Collected data
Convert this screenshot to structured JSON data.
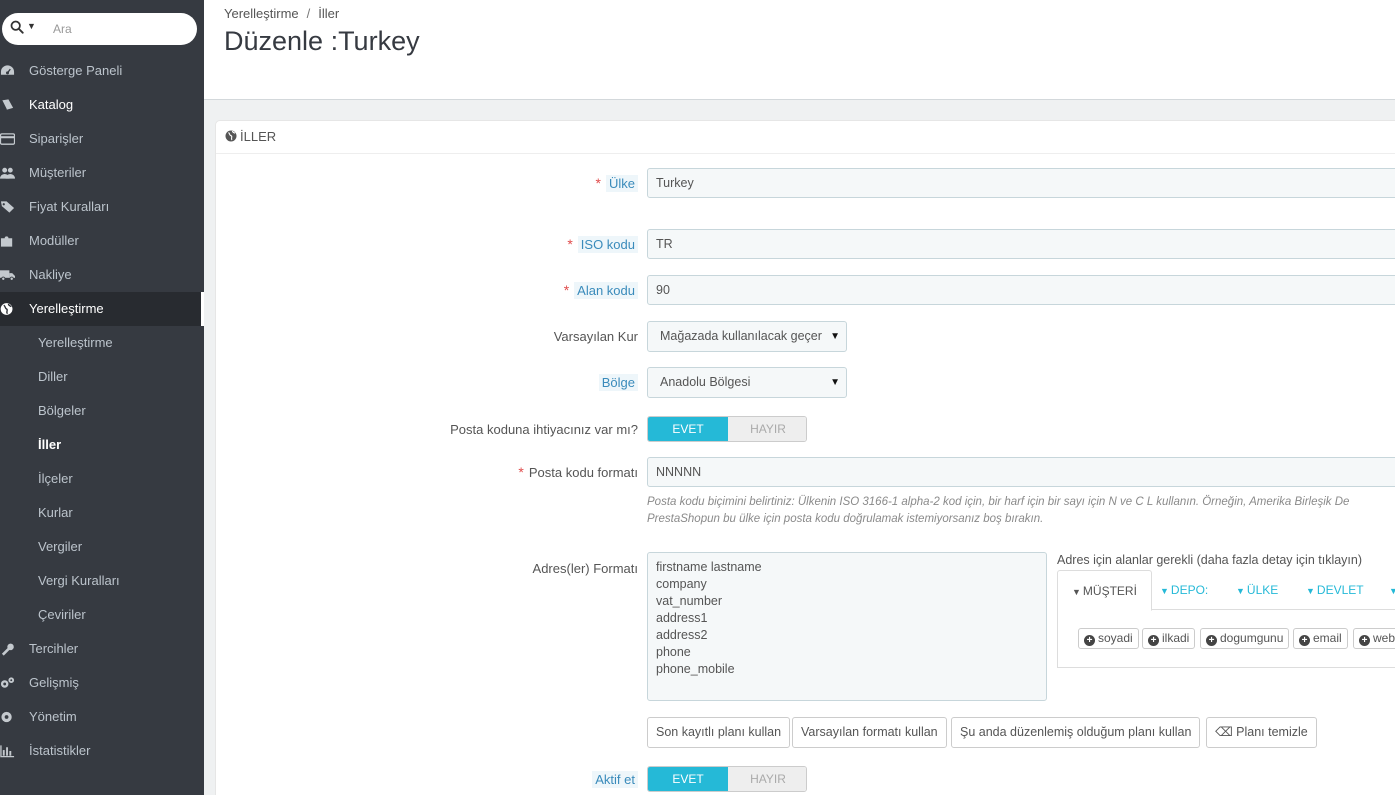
{
  "search": {
    "placeholder": "Ara"
  },
  "sidebar": {
    "items": [
      {
        "label": "Gösterge Paneli",
        "icon": "dashboard-icon"
      },
      {
        "label": "Katalog",
        "icon": "book-icon"
      },
      {
        "label": "Siparişler",
        "icon": "credit-card-icon"
      },
      {
        "label": "Müşteriler",
        "icon": "users-icon"
      },
      {
        "label": "Fiyat Kuralları",
        "icon": "tags-icon"
      },
      {
        "label": "Modüller",
        "icon": "puzzle-icon"
      },
      {
        "label": "Nakliye",
        "icon": "truck-icon"
      },
      {
        "label": "Yerelleştirme",
        "icon": "globe-icon"
      },
      {
        "label": "Tercihler",
        "icon": "wrench-icon"
      },
      {
        "label": "Gelişmiş",
        "icon": "cogs-icon"
      },
      {
        "label": "Yönetim",
        "icon": "cog-icon"
      },
      {
        "label": "İstatistikler",
        "icon": "bar-chart-icon"
      }
    ],
    "submenu": [
      "Yerelleştirme",
      "Diller",
      "Bölgeler",
      "İller",
      "İlçeler",
      "Kurlar",
      "Vergiler",
      "Vergi Kuralları",
      "Çeviriler"
    ]
  },
  "header": {
    "breadcrumb": [
      "Yerelleştirme",
      "İller"
    ],
    "breadcrumb_sep": "/",
    "title": "Düzenle :Turkey"
  },
  "panel": {
    "heading": "İLLER",
    "fields": {
      "country": {
        "label": "Ülke",
        "value": "Turkey"
      },
      "iso": {
        "label": "ISO kodu",
        "value": "TR"
      },
      "call_prefix": {
        "label": "Alan kodu",
        "value": "90"
      },
      "currency": {
        "label": "Varsayılan Kur",
        "value": "Mağazada kullanılacak geçer"
      },
      "zone": {
        "label": "Bölge",
        "value": "Anadolu Bölgesi"
      },
      "need_zip": {
        "label": "Posta koduna ihtiyacınız var mı?",
        "on": "EVET",
        "off": "HAYIR"
      },
      "zip_format": {
        "label": "Posta kodu formatı",
        "value": "NNNNN",
        "help1": "Posta kodu biçimini belirtiniz: Ülkenin ISO 3166-1 alpha-2 kod için, bir harf için bir sayı için N ve C L kullanın. Örneğin, Amerika Birleşik De",
        "help2": "PrestaShopun bu ülke için posta kodu doğrulamak istemiyorsanız boş bırakın."
      },
      "address_format": {
        "label": "Adres(ler) Formatı",
        "lines": [
          "firstname lastname",
          "company",
          "vat_number",
          "address1",
          "address2",
          "phone",
          "phone_mobile"
        ]
      },
      "fields_help": "Adres için alanlar gerekli (daha fazla detay için tıklayın)",
      "tabs": [
        "MÜŞTERİ",
        "DEPO:",
        "ÜLKE",
        "DEVLET"
      ],
      "chips": [
        "soyadi",
        "ilkadi",
        "dogumgunu",
        "email",
        "websi"
      ],
      "buttons": [
        "Son kayıtlı planı kullan",
        "Varsayılan formatı kullan",
        "Şu anda düzenlemiş olduğum planı kullan",
        "Planı temizle"
      ],
      "active": {
        "label": "Aktif et",
        "on": "EVET",
        "off": "HAYIR"
      }
    }
  },
  "colors": {
    "sidebar": "#363a41",
    "accent": "#25b9d7",
    "required": "#e04b4b"
  }
}
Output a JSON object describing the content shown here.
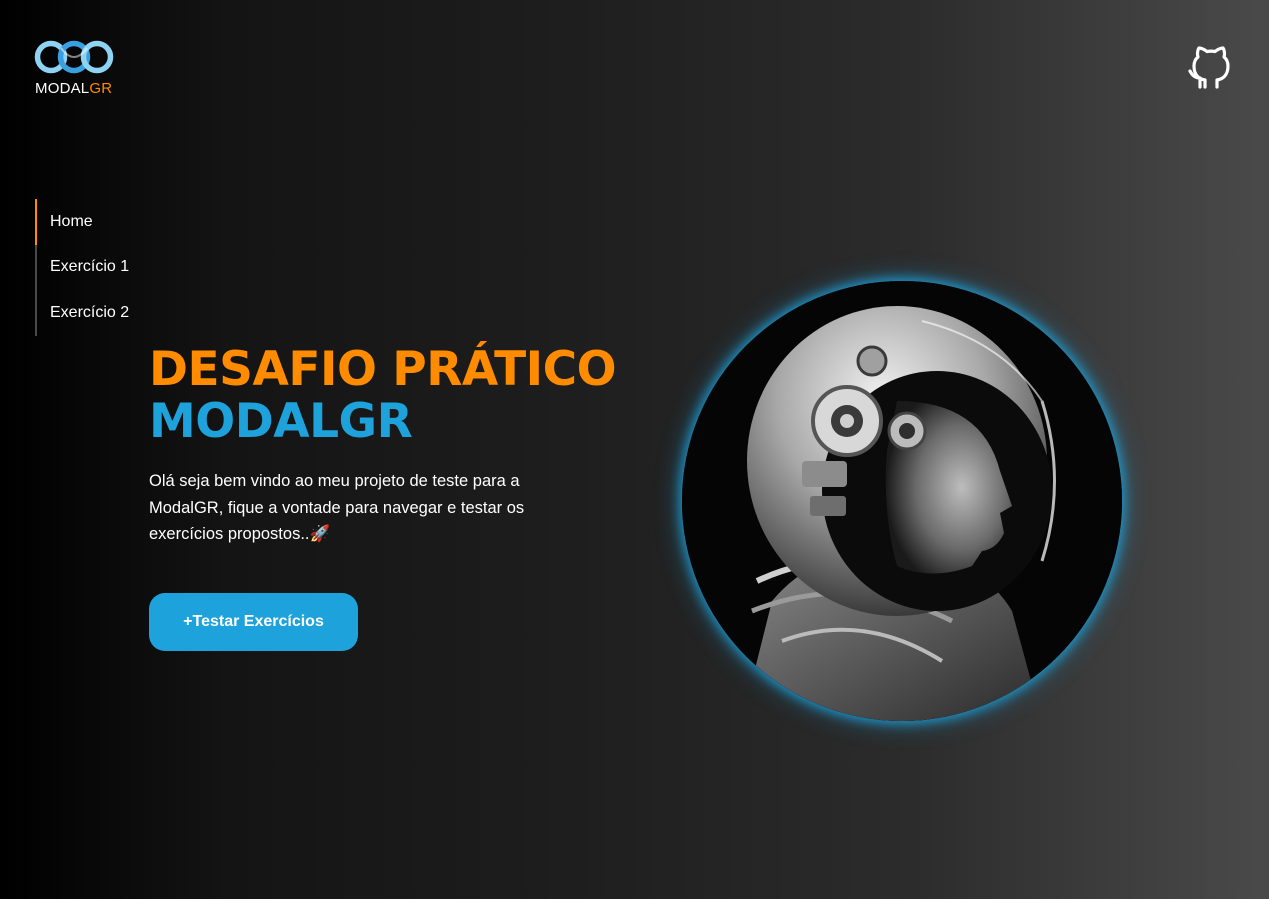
{
  "brand": {
    "logo_prefix": "MODAL",
    "logo_accent": "GR",
    "logo_icon": "infinity-logo-icon",
    "primary_color": "#1ea2dc",
    "accent_color": "#ff8c00"
  },
  "header": {
    "github_icon": "github-icon"
  },
  "nav": {
    "items": [
      {
        "label": "Home",
        "active": true
      },
      {
        "label": "Exercício 1",
        "active": false
      },
      {
        "label": "Exercício 2",
        "active": false
      }
    ]
  },
  "hero": {
    "title_line1": "DESAFIO PRÁTICO",
    "title_line2": "MODALGR",
    "description": "Olá seja bem vindo ao meu projeto de teste para a ModalGR, fique a vontade para navegar e testar os exercícios propostos..🚀",
    "cta_label": "+Testar Exercícios",
    "image_icon": "astronaut-portrait-image"
  }
}
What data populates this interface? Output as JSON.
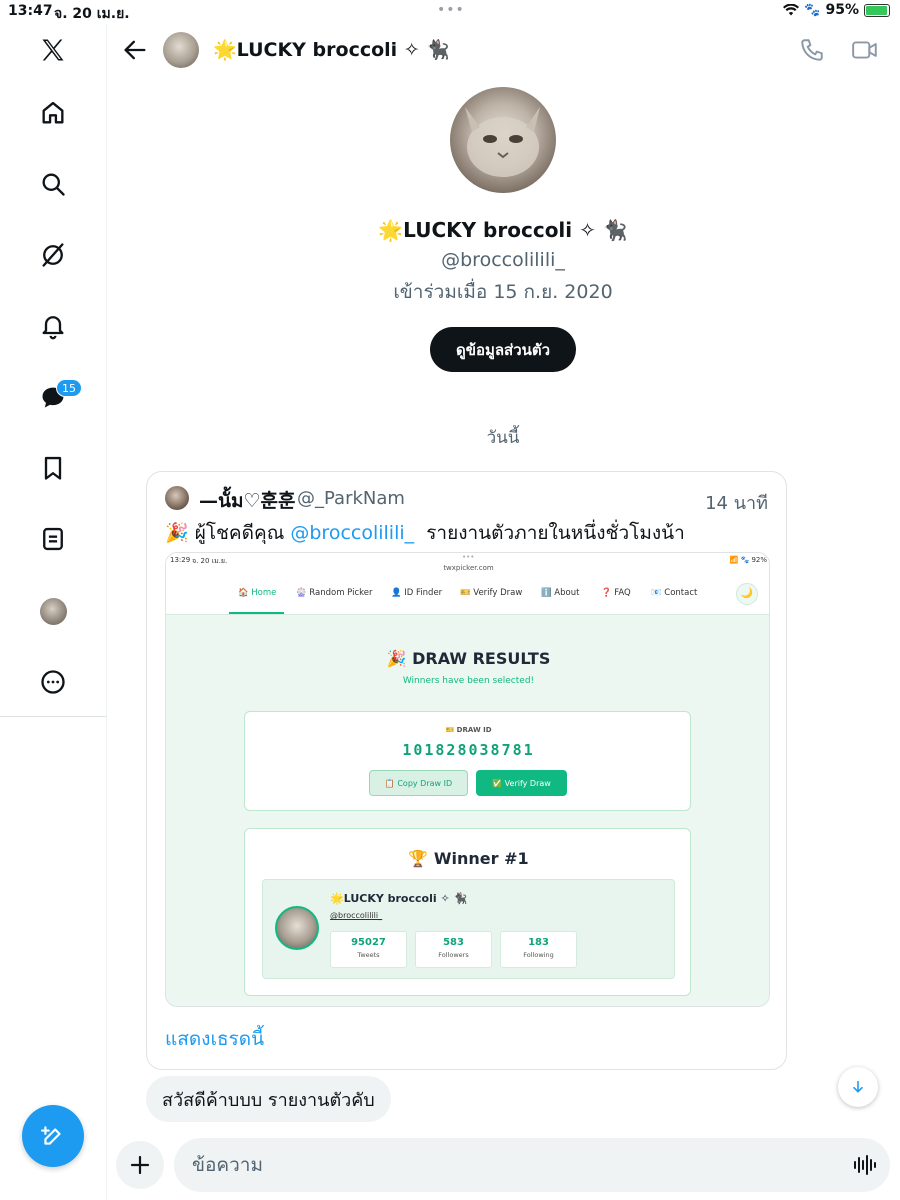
{
  "status_bar": {
    "time": "13:47",
    "date": "จ. 20 เม.ย.",
    "battery": "95%",
    "battery_fill": 0.95
  },
  "sidebar": {
    "messages_badge": "15",
    "icons": [
      "x-logo-icon",
      "home-icon",
      "search-icon",
      "grok-icon",
      "notifications-icon",
      "messages-icon",
      "bookmarks-icon",
      "lists-icon",
      "profile-avatar",
      "more-icon"
    ]
  },
  "header": {
    "name": "🌟LUCKY broccoli ✧ 🐈‍⬛"
  },
  "profile": {
    "name": "🌟LUCKY broccoli ✧ 🐈‍⬛",
    "handle": "@broccolilili_",
    "joined": "เข้าร่วมเมื่อ 15 ก.ย. 2020",
    "view_profile_label": "ดูข้อมูลส่วนตัว"
  },
  "day_label": "วันนี้",
  "post": {
    "name": "—นั้ม♡훈훈",
    "handle": "@_ParkNam",
    "time": "14 นาที",
    "text_prefix": "🎉 ผู้โชคดีคุณ ",
    "text_mention": "@broccolilili_",
    "text_suffix": "  รายงานตัวภายในหนึ่งชั่วโมงน้า",
    "show_thread": "แสดงเธรดนี้",
    "screenshot": {
      "time": "13:29",
      "date": "จ. 20 เม.ย.",
      "url": "twxpicker.com",
      "battery": "92%",
      "nav": [
        "🏠 Home",
        "🎡 Random Picker",
        "👤 ID Finder",
        "🎫 Verify Draw",
        "ℹ️ About",
        "❓ FAQ",
        "📧 Contact"
      ],
      "theme_icon": "🌙",
      "title": "🎉 DRAW RESULTS",
      "subtitle": "Winners have been selected!",
      "draw_id_label": "🎫 DRAW ID",
      "draw_id": "101828038781",
      "copy_label": "📋 Copy Draw ID",
      "verify_label": "✅ Verify Draw",
      "winner_title": "🏆 Winner #1",
      "winner_name": "🌟LUCKY broccoli ✧ 🐈‍⬛",
      "winner_handle": "@broccolilili_",
      "stats": [
        {
          "value": "95027",
          "label": "Tweets"
        },
        {
          "value": "583",
          "label": "Followers"
        },
        {
          "value": "183",
          "label": "Following"
        }
      ]
    }
  },
  "message": {
    "text": "สวัสดีค้าบบบ รายงานตัวคับ"
  },
  "composer": {
    "placeholder": "ข้อความ"
  },
  "colors": {
    "accent": "#1d9bf0",
    "text": "#0f1419",
    "muted": "#536471",
    "green": "#10b981"
  }
}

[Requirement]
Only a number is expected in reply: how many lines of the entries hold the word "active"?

[The answer]
4